Most recently, he hopped onto a glider plane last week to lead six baby cranes to migration. According to Radio Free Europe, not all of the birds were so trusting of their new mother: “When some of [the birds] declined to follow him on his “flight of hope,” he used it as an opportunity to take a swipe at protesters who have demonstrated against his return to the presidency in recent months, describing those who refused to take his lead as “the weak ones.”
Turkey Clamps Down On Border Control, Leaving Syrian Refugees In The Lurch – International Business Times, September 14, 2012
Voice of America reported that 80,000 refugees are living in Turkish camps near the Syrian border, and tens of thousands more — many of whom are undocumented — have either found other lodgings within Turkish borders or are simply living without roofs over their heads.
New dengue fever vaccine an improvement – UPI, September 15, 2012
Tests show the drug, which would be the first vaccine for the fever, appears effective at preventing three of the four related viruses that trigger the disease, Voice of America reports.
Anti-American Protests Spread Beyond Middle East – Neon Tommy (USC Annenberg blog), September 14, 2012
At least four people have been killed in Yemen, according to Voice of America, and 224 people have been injured, according to Reuters, in what is the fourth day of protests that first began on the eleventh anniversay of the 9/11 attacks. The violence first began on Tuesday when U.S. Ambassador, Christopher Stevens, and two other American diplomats were killed after an attack on the U.S. consulate in Libya out of anger of the film.
Zim abuzz with sex and scandal – Mail & Guardian, September 17, 2012
But the affair has further tainted Tsvangirai’s image at a time when he has been shown in two recent surveys to trail Mugabe in terms of support. Tsvangirai told the Voice of America that he should not be judged by his personal life. “All I know is that I’ve met a woman, I love her and I’m moving forward. If people want to make a judgment of my leadership on that basis, we certainly cannot have that as a yardstick for measuring my leadership,” he said.
In the foreign-language press:
Two Masterpieces from Cuban Artist Rafael Soriano Become Part of the Smithsonian Museum of Art’s Permanent Collection – Diariodecuba, September 09, 2012
Rafael Soriano the abstract painter donated two paintings from his own collection to the Smithsonian Museum of Art. Born in 1920 in Matanzas Cuba Soriano is considered one of the most important Latin American painters.

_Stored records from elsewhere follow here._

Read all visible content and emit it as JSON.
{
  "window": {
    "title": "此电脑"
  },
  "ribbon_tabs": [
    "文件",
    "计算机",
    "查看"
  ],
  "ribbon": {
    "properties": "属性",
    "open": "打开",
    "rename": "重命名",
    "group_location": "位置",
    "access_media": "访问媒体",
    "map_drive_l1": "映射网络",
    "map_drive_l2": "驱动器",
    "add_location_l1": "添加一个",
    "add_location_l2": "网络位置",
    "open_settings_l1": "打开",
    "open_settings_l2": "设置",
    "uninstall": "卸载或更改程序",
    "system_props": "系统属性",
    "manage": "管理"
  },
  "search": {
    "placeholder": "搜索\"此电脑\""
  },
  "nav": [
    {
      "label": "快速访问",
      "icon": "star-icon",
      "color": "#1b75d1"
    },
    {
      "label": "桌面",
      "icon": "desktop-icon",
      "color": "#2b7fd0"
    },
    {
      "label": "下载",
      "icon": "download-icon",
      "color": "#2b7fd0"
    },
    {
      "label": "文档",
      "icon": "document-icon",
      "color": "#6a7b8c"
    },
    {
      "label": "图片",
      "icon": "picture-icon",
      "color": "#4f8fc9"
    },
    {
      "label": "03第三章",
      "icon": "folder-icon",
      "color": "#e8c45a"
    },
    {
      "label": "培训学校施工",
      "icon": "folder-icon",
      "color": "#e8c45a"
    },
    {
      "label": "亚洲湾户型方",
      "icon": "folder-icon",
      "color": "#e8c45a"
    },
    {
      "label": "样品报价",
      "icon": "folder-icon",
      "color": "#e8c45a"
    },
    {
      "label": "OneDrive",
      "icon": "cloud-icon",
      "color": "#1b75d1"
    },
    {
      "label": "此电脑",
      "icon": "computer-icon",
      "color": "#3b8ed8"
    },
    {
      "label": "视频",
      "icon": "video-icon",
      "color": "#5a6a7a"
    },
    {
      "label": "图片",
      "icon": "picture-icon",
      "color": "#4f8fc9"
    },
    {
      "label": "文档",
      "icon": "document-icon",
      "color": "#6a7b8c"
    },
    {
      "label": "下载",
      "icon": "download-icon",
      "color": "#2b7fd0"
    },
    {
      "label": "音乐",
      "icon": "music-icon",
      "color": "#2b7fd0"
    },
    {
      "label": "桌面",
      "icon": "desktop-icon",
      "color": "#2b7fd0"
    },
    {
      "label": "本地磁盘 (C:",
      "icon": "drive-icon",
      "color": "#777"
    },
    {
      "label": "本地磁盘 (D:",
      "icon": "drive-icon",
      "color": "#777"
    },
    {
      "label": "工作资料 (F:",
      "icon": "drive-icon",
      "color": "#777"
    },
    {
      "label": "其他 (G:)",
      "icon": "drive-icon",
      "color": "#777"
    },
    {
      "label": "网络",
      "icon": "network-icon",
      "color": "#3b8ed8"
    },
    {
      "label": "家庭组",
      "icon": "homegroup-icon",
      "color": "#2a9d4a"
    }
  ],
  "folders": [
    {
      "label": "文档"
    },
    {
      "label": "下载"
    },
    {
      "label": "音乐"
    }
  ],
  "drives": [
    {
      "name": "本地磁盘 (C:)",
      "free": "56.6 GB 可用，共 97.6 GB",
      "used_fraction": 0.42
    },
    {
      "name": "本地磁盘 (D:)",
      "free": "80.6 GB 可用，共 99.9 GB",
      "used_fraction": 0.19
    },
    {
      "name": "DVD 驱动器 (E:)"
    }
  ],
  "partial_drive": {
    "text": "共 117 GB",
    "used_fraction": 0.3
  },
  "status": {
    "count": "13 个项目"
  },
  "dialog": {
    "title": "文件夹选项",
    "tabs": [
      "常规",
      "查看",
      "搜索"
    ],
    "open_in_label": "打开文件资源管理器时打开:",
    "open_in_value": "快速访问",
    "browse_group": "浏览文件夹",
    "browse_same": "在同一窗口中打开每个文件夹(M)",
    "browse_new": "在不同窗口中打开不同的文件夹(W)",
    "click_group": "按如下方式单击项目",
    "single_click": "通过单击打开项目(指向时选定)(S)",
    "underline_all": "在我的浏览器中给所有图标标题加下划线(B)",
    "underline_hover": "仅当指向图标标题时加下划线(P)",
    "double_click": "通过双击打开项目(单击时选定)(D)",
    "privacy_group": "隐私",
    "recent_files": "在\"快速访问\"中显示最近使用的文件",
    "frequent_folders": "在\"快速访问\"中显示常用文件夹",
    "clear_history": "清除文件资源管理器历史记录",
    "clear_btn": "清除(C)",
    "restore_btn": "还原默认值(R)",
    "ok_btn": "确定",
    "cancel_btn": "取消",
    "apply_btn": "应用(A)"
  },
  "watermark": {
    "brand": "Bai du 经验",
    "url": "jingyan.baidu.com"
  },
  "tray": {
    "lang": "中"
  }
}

Soriano has lived in exile in Miami FL since 1962 but his lifelong works were inspired by topography of his place of birth. The web page Diariodecuba rebroadcast the TV Marti interview with the artist in its entirety.
A Call From The Kremlin – International Herald Tribune, September 16, 2012
Secretly I had felt that I had made Vladimir Putin up. I had spent years studying his interviews, his speeches and his ad-libbed statements, and he had come out flat and gray. Some people claimed he had a secret dimension, others said he possessed charm — I saw no evidence of it. But then, I had never talked to the man: As a journalist, I had apparently been blacklisted by the Kremlin at the very beginning of his reign — I could not even get accredited to a press conference.
[Commentary by Masha Gessen, the new head of RFE/RL‘s Russian service]
Arab Spring: Tech as tinder – Politico, September 14, 2012
The Internet tools of the Arab Spring have become the weapons of a new Arabian nightmare playing out at American diplomatic missions across North Africa and the Middle East. Platforms like Twitter, Facebook and YouTube that spread an obscure movie trailer depicting the Muslim prophet Muhammad in offensive ways are facing a clamp-down from governments and even Internet companies in some cases.
Pakistan Press Freedom: Journalists’ Choice: Face Death Or Jail – AP, September 16, 2012
The telephone call to local journalists generally comes in the late evening. The voice on the other end is harsh. He has a statement he wants printed, and he prefaces it with a terse order: “Report our messages without making any changes or we will kill you.”